"Hum Pehla Dhaka Nahin Maare, hum pehla mukka nahin Jade"
From "Mukkabaaz" soundtrack , song sung by Sukhwinder Singh
Mukkabaaz's leading man Vineet Kumar Singh calls his father incompetent and good for nothing in the film. He balks at his father's plateaued career when he makes fun of his trophy which he won at a zonal level boxing tournament. This unsavoury duel is at the centre of Mukkabaaz which chronicles the state of India's sports in small towns.
The "Mendhak" and his rise

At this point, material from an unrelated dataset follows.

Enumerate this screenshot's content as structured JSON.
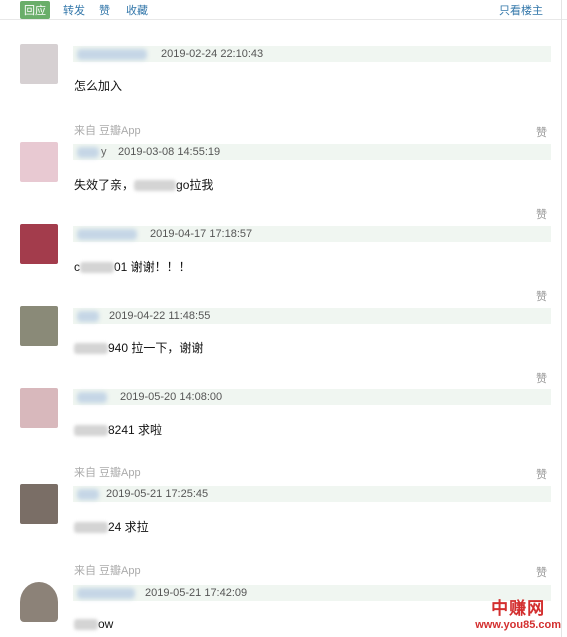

This film is not only about the romance, the action or victory of an underdog but the journey of a "Mendhak" (frog in Hindi) who is trying to jump over other "Mendhaks" in a cookie jar of sorts. I mean just look at the state of his life, he grows up in the lower end of the food chain in a rural town where he has to do ass licking of a once hot boxer turned local goon. Essentially his boxing is not the merit here but other activities. He lands up for a dame who is mute and can't express but is "ultra choosy" about the kind of man she wants. Life becomes a challenge for the fiesty Vineet as he takes on the local strongman Jimmy Shergill in a duel of sorts as he struggles to break the shackles to reach to the state level boxing competition in Uttar Pradesh

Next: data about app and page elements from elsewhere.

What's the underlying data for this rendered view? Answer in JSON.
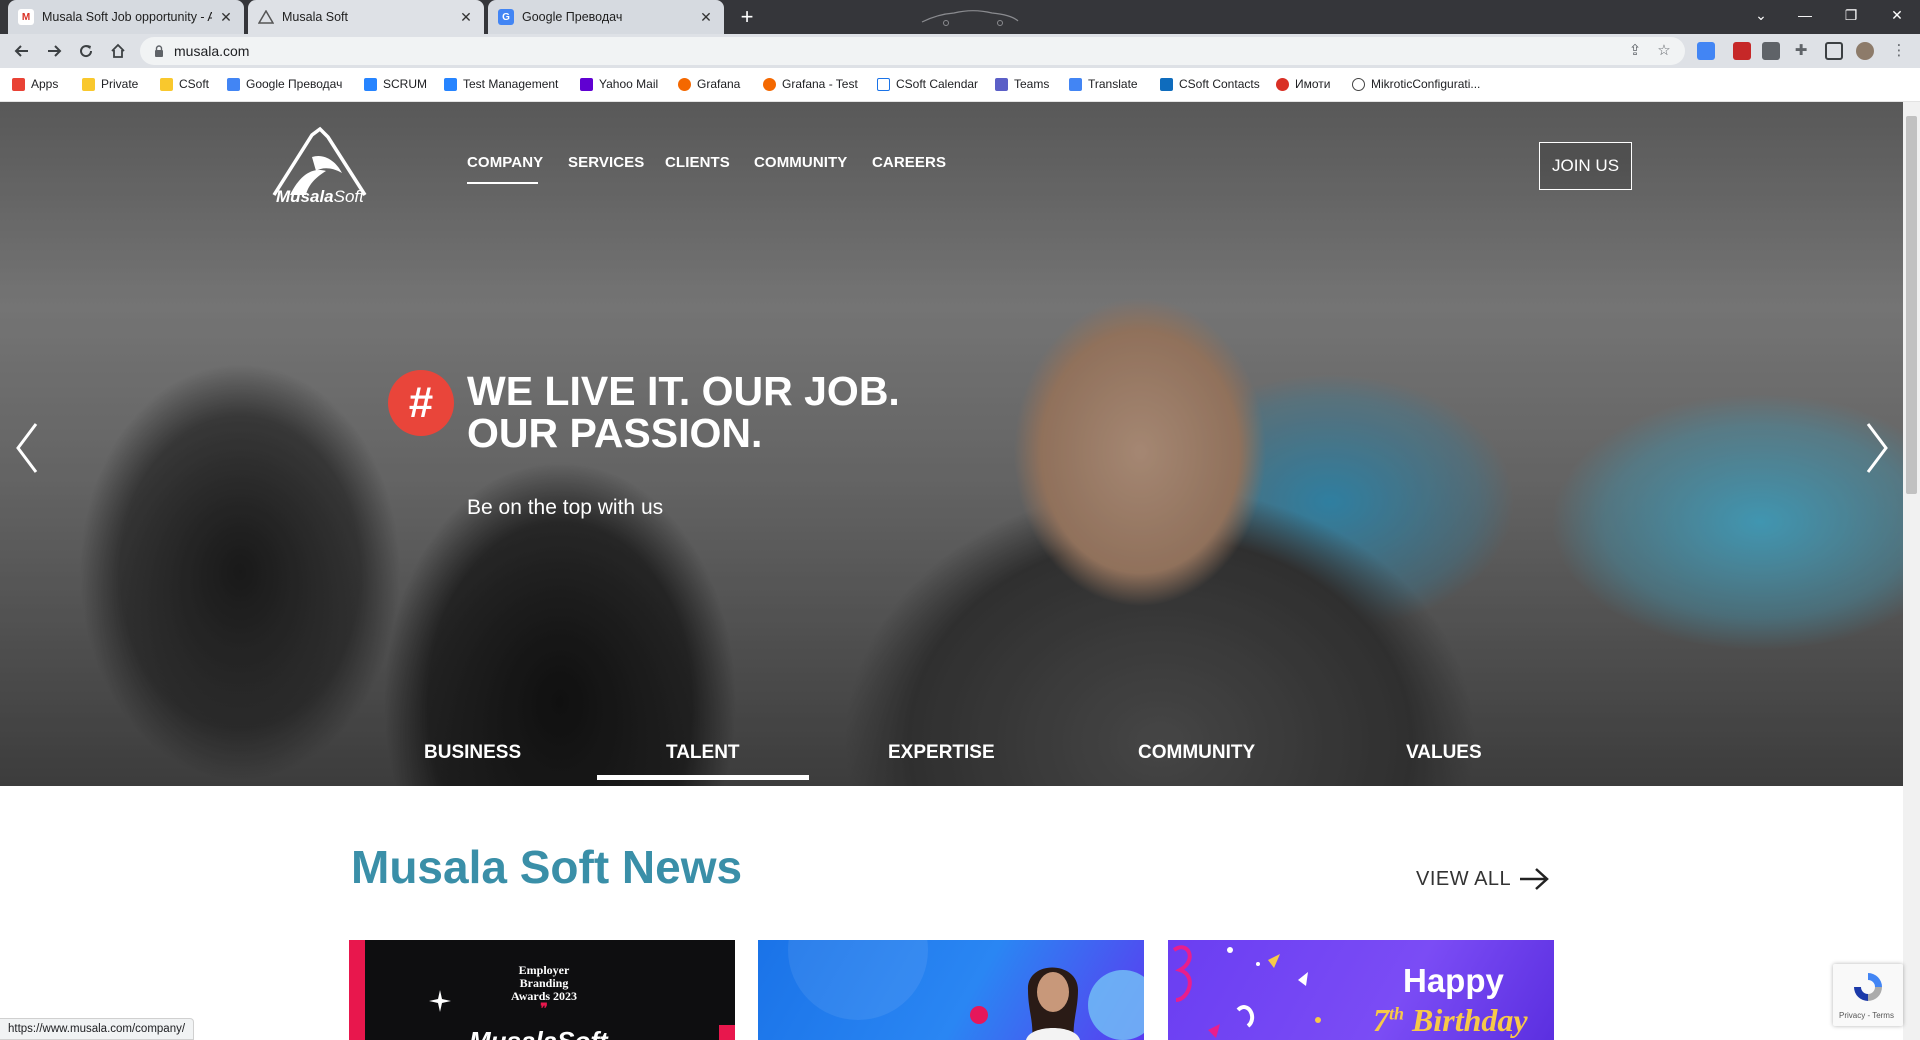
{
  "browser": {
    "tabs": [
      {
        "title": "Musala Soft Job opportunity - Au",
        "favicon": "gmail-icon",
        "active": false
      },
      {
        "title": "Musala Soft",
        "favicon": "musala-icon",
        "active": true
      },
      {
        "title": "Google Преводач",
        "favicon": "google-translate-icon",
        "active": false
      }
    ],
    "new_tab_label": "+",
    "address": "musala.com",
    "bookmarks": [
      {
        "label": "Apps",
        "icon": "apps-grid-icon",
        "color": "#e94235"
      },
      {
        "label": "Private",
        "icon": "folder-icon",
        "color": "#f9c82d"
      },
      {
        "label": "CSoft",
        "icon": "folder-icon",
        "color": "#f9c82d"
      },
      {
        "label": "Google Преводач",
        "icon": "google-translate-icon",
        "color": "#4285f4"
      },
      {
        "label": "SCRUM",
        "icon": "jira-icon",
        "color": "#2684ff"
      },
      {
        "label": "Test Management",
        "icon": "jira-icon",
        "color": "#2684ff"
      },
      {
        "label": "Yahoo Mail",
        "icon": "yahoo-icon",
        "color": "#6001d2"
      },
      {
        "label": "Grafana",
        "icon": "grafana-icon",
        "color": "#f46800"
      },
      {
        "label": "Grafana - Test",
        "icon": "grafana-icon",
        "color": "#f46800"
      },
      {
        "label": "CSoft Calendar",
        "icon": "calendar-icon",
        "color": "#1a73e8"
      },
      {
        "label": "Teams",
        "icon": "teams-icon",
        "color": "#5b5fc7"
      },
      {
        "label": "Translate",
        "icon": "translate-icon",
        "color": "#4285f4"
      },
      {
        "label": "CSoft Contacts",
        "icon": "outlook-icon",
        "color": "#0f6cbd"
      },
      {
        "label": "Имоти",
        "icon": "imoti-icon",
        "color": "#d93025"
      },
      {
        "label": "MikroticConfigurati...",
        "icon": "mikrotik-icon",
        "color": "#444444"
      }
    ],
    "status_url": "https://www.musala.com/company/"
  },
  "site": {
    "logo_word_bold": "Musala",
    "logo_word_light": "Soft",
    "nav": [
      "COMPANY",
      "SERVICES",
      "CLIENTS",
      "COMMUNITY",
      "CAREERS"
    ],
    "active_nav": "COMPANY",
    "join_label": "JOIN US",
    "hero": {
      "badge": "#",
      "headline_line1": "WE LIVE IT. OUR JOB.",
      "headline_line2": "OUR PASSION.",
      "subline": "Be on the top with us"
    },
    "slider_tabs": [
      "BUSINESS",
      "TALENT",
      "EXPERTISE",
      "COMMUNITY",
      "VALUES"
    ],
    "active_slider_tab": "TALENT",
    "news": {
      "title": "Musala Soft News",
      "view_all": "VIEW ALL",
      "cards": [
        {
          "line1": "Employer",
          "line2": "Branding",
          "line3": "Awards 2023",
          "brand": "MusalaSoft"
        },
        {},
        {
          "happy": "Happy",
          "num": "7",
          "sup": "th",
          "word": "Birthday"
        }
      ]
    },
    "recaptcha": "Privacy - Terms"
  },
  "colors": {
    "accent_red": "#e9453a",
    "news_title": "#3a8fa8",
    "chrome_dark": "#35363a"
  }
}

The Rocky Balboa Connection
Mukkabaaz in some ways reminds you of Rocky Balboa and his struggles with the society at large. Balboa coming in as a underdog from the projects townships of Philadelphia to win glory against all the odds. It is interesting to note that both Vineet and Rocky see themselves as reformers of sorts as they try to compete on the national and local level. The most fascinating part of Kashyap's writing is that he exposes the multi layered caste based population of Uttar Pradesh where money is hard to come by for the common folk and sports is not considered as a means of making a livelihood.
The state of boxing too is not rosy either with unknown brands pitching in as "sponsors" of the sport in the movie. On this backdrop Kashyap weaves a narrative of how it feels to earn basic rights in a society drenched in casteism. Dirty jails, dirty academies, corrupt and paunch bearing sports officials and widespread mental lethargy is what Vineet encounters.
The whole idea is that sports despite its over arching bosses and politics has the capacity to create heroes. Vineet's struggle is quite reminiscent of the "Mendhak in a cookie jar" theory. He has to hit Mukkas( punches) to his challenges. One of the major points to be pondered over the film is that family struggles in low income groups are not less dramatic as compared to family feuds of large business houses.
Ravi Kishan who plays the out of work coach for Vineet is a very interesting tool planted by Kashyap in the movie to create a parallel storyline. Kishan is actually a low caste fellow who himself was a failed boxer. In my view he is the one who pushes "The Mendhak" out of the cookie Jar as he trains Vineet about boxing. A favorite scene of mine is when Kishan explains Vineet about the difference between a "MUKKABAAZ" and a "Mukkebaaz"....
Usually the boxer movies talk about the personal and emotional journey to rise from the ashes. Mukkabaaz however exposes the malaise in the Indian sports federations. It also exposes the deep rooted caste system in the evolution of boxing as a sport. In a scene actor Jimmy Shergill asks Vineet to drink his urine if he wants to compete.
Actress Zoya Hussain looks stunning in the film as a mute. It actually reminded me of Sally Hawkins in "The Shape Of Water". She is mute and is vehemently suppressed by her Uncle who is actually Jimmy
Shergill and gets slapped regularly by him. Despite these depressive parts of her daily life, she comes out as an outgoing and demanding girl which is rare in Hindi movies. Hussain looks unapologetically sexy despite her condition and becomes the motivation of sorts for Vineet. In a way, Zoya is also a "Mendhak" who is trying to come up in life despite the suppressive world she lives in. It is this similarity which makes the story palatable.
"Mukkabaaz" fails to deliver beyond a point as the caste system narrative overpowers the journey of Vineet. Kashyap spends too much time on exposing this, so much so that it hampers the story telling.
Go and watch this movie for "The Mendhaks" and their world. You will love it then!